Yes, that’s right: one hundred tubas. Braxton wrote this piece in the early 1970s, and the performance documented here took place at the World Financial Center in New York City's Battery City Park in 2006. Divided into four groups of 25 tubaists that are each overseen by a conductor (including Braxton himself and longtime collaborator Taylor Ho Bynum), the ensemble here must have taken up a fair bit of space in the physical world, to say the least. On the more minimal side of the full spectrum of Braxton’s catalog, Composition No. 19 rumbles across swathes of unbroken low end as it slowly burns its way through a score focused on overlapping swells and rubato mid-range phrases. The piece’s drama stems from the tension between the formless mass of bass tuba drone and the moments in which small groups of tubas lock together into quasi-melodies, which often hit like peaks of sudden occult energy that you might find in the score to a horror movie. The two halves of the composition both stretch past the 20-minute mark, and though they occasionally settle into periods of near stasis, Braxton keeps the narrative continually moving forward. The first piece culminates in a climax of interlaced tuba blasts that possesses a level of firepower that could only be realized with, well… . So. Many. Tubas. The second half of the piece, in typical Braxton fashion, maintains a bedrock of droning tuba output but allows certain players to stretch out and “exit” that framework as they start spiraling off into torrents of free-jazz anti-melody. At other moments, Braxton switches up the textural palette on display, encouraging certain tubaists to manically blow air into their instruments or scrape their fingers across the buttons, which introduces sinister wind-like and percussive elements into the already pitch-black haze. The last four minutes or so of the piece have to be heard to be believed, as those aforementioned peals of what seemed to be improvised tuba skronk prove to be tightly notated, to the point that many tubas at once lock in to pump out the same atonal phrases together.

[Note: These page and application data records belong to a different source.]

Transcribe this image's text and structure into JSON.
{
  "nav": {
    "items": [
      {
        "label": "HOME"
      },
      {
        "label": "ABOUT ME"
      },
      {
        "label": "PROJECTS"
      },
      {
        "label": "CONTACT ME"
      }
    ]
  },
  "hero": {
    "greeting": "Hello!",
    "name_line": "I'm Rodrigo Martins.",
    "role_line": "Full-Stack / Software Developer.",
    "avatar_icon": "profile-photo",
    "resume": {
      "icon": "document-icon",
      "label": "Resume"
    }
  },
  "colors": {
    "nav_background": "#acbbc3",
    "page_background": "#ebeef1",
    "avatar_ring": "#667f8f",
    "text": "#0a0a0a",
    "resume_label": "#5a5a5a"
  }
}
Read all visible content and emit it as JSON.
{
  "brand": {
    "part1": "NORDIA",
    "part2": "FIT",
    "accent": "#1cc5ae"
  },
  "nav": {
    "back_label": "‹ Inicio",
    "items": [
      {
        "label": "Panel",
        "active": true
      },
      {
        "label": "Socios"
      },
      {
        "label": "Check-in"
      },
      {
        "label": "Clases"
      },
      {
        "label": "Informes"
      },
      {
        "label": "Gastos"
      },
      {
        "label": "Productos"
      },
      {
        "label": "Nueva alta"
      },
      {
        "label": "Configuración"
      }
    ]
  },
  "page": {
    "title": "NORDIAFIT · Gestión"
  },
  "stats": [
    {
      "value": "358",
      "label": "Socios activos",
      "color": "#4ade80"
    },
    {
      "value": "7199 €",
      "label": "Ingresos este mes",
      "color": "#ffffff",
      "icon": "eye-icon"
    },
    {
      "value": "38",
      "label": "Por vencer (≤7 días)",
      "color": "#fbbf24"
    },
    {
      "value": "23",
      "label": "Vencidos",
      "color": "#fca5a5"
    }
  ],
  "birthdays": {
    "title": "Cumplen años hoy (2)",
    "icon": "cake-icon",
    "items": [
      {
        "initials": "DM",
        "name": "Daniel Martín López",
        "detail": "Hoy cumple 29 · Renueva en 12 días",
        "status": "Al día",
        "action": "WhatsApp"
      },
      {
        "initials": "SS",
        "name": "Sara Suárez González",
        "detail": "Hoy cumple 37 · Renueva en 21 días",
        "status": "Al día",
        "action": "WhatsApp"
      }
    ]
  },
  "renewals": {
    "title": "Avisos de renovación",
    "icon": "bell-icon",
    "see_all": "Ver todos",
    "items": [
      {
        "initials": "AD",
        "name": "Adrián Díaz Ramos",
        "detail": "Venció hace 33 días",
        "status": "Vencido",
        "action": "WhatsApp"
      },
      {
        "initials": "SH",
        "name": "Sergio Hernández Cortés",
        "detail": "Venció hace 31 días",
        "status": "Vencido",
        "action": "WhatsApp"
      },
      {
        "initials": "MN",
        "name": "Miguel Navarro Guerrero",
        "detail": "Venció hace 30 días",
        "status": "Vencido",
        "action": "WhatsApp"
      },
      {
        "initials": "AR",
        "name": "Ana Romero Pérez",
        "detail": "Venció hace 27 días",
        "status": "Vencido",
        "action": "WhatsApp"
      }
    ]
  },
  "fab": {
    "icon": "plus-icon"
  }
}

6) Duo (Improv) 2017 – Anthony Braxton and Eugene Chadbourne
A meeting of two iconoclasts and friends for many decades, this album finds Braxton linking up with legendary genre-obliterating guitarist and string player Eugene Chadbourne for roughly eight hours of duo improvisation, with Braxton on sax and Chadbourne on various guitars and banjos. Operating somewhere in the wide territory of Appalachian folk guitar, American Primitive performance (à la John Fahey), and mutated, “rock”-adjacent free improv, Chadbourne was, according to legend, persuaded by Braxton to seriously pursue music when he was on the cusp of switching his main focus from music to journalism in the 1970s. The telepathic interplay between Braxton and Chadbourne in these sessions is nothing short of spellbinding, illustrating the depths to which both artists have explored in the style of free improv, and the language they so easily latch into when put in the same room together. Though there are plenty of moments in which the two of them roar into full assault mode, deluging us with continual streams of notes meant to overwhelm our senses, the most common baseline they occupy here is one of open space and careful listening to each other. Braxton deftly switches between barked, guttural phrases on the low end of the sax’s range to his typically raucous, squealed upper register. Chadbourne demonstrates his comfort on the guitar in virtually any tonality or rhythmic framework as he shifts between steadily chugging, finger-picked phrases that sound like corrupted back-porch folk music, to squalls of fast fretwork that fall off the deep end into sheer mania. Chadbourne essentially plays the wild-card here as he switches from instrument to instrument, cycling from the acoustic twang of the banjo to the long, throbbing sustain of the baritone electric guitar, to the textural scrape of the prepared guitar with its frets loaded with bits of metal and wood. This opens up a fascinating context in which Braxton plays the role of the straighter, more regimented player in the duo, “limited” to the vocabulary of solo sax performance – though of course, in Braxton’s hands, the solo saxophone contains an entire universe.